The best photos will be when you do not use flash. A big blast of white light from in front of the features will eliminate the textures that give them their look of shape and depth. The only way to get really good photographs is to use a tripod and no flash. Set exposures manually using some sort of spot metering technique. Or bracket like crazy (taking different exposures of the same picture).
If your camera can’t be set on manual control, and if you don’t want to use a tripod, there are three pieces of advice I offer: Use ASA settings of at least 800. With digital cameras, you can check your pictures. If ASA 800 doesn’t look good, try a different setting. Turn your flash off. Buy a bunch of postcards before you leave the area, because if you don’t use a tripod, it’s very difficult to come anywhere near accomplishing what the pros have.
One of the best reasons to take photographs when you travel is to get photos that can’t be bought, such as those with you, your family or friends in them. Clever travelers always buy high quality postcards of famous stuff and then keep them for themselves. Mail letters, not postcards.
When You Go
RV camping is found just outside the park at White’s City Resort and RV Park. The resort offers swimming pools and a spa. It’s the only camping place for miles, but it also happens to be very nice. Check your Woodall’s Campground Directory for further information.
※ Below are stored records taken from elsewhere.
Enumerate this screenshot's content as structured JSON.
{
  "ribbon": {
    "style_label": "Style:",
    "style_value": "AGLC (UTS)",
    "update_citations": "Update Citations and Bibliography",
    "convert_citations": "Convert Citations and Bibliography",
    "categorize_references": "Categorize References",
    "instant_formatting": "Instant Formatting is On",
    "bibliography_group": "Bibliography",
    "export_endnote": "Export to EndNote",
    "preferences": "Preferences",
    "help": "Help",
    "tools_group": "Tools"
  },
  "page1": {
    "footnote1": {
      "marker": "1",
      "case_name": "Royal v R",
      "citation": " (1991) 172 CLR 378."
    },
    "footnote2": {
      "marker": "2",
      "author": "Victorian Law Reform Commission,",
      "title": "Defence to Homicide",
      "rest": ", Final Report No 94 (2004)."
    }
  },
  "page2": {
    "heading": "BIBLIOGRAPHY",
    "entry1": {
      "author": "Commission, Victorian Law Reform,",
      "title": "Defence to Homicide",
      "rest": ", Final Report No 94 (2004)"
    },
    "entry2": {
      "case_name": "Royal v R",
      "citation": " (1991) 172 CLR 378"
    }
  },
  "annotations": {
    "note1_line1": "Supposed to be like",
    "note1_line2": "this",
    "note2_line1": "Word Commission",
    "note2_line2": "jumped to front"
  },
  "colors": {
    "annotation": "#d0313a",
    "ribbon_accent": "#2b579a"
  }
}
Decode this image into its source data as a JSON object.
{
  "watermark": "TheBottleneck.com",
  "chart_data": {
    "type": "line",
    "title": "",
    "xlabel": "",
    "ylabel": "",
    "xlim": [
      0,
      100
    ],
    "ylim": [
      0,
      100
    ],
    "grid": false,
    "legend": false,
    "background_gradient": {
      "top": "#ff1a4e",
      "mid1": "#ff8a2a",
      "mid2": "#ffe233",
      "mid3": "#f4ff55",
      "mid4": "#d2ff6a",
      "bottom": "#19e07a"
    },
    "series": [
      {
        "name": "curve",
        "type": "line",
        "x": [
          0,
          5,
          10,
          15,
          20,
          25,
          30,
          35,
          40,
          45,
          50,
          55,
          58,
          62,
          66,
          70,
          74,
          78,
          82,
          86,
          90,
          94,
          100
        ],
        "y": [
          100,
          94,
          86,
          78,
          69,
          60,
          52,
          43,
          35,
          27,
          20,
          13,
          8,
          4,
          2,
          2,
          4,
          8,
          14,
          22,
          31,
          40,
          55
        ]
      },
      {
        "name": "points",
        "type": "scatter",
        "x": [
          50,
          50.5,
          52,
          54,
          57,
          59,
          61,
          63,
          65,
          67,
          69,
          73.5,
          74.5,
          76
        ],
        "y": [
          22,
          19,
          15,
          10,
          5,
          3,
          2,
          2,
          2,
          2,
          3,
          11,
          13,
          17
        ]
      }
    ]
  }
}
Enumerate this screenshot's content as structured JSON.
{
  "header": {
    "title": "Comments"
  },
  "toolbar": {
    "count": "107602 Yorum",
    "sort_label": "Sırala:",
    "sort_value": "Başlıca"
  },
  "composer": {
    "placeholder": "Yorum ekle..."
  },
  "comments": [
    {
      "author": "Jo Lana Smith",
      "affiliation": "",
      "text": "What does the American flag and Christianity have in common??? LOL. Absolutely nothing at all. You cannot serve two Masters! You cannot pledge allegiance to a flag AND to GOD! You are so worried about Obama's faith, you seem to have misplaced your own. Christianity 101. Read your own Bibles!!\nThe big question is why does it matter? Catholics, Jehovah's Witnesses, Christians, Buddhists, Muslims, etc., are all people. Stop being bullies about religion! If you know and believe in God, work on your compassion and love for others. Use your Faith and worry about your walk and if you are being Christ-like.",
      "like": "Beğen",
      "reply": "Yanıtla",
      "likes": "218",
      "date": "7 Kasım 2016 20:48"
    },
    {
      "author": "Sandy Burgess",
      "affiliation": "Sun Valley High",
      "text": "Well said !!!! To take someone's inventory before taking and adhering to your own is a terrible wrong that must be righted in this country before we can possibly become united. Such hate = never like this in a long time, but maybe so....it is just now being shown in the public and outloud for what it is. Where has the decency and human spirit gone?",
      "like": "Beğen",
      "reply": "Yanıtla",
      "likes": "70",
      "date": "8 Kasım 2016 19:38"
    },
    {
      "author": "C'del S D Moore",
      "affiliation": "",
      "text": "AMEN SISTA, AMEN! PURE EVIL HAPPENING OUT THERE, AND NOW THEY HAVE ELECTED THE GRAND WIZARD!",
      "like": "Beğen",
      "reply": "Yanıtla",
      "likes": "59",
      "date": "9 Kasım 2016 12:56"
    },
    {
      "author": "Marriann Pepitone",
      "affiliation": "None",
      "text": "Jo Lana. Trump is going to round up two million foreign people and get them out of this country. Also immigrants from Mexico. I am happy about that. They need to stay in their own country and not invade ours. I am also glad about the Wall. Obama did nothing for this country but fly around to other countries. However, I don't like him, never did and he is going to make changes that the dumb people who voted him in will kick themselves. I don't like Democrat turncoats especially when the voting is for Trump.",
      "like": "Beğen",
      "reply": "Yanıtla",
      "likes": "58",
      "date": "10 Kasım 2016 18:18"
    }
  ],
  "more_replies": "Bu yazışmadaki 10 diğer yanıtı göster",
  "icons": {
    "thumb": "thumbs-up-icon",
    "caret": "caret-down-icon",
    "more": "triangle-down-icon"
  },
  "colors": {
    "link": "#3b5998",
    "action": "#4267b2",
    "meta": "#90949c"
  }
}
Because Carlsbad Caverns is so far from most other places of interest in the southwest, and is not on any major east/west highways, it is sometimes overlooked as a destination of note. That is a mistake. There are other caverns worth of visiting – Kentucky’s Mammoth Cave comes to mind – but none is more magnificent than Carlsbad. And, with a little adjusting to your primary route, you might also include White Sands National Monument in your itinerary.
A visit to Carlsbad Caverns should definitely be on your short list of things to do.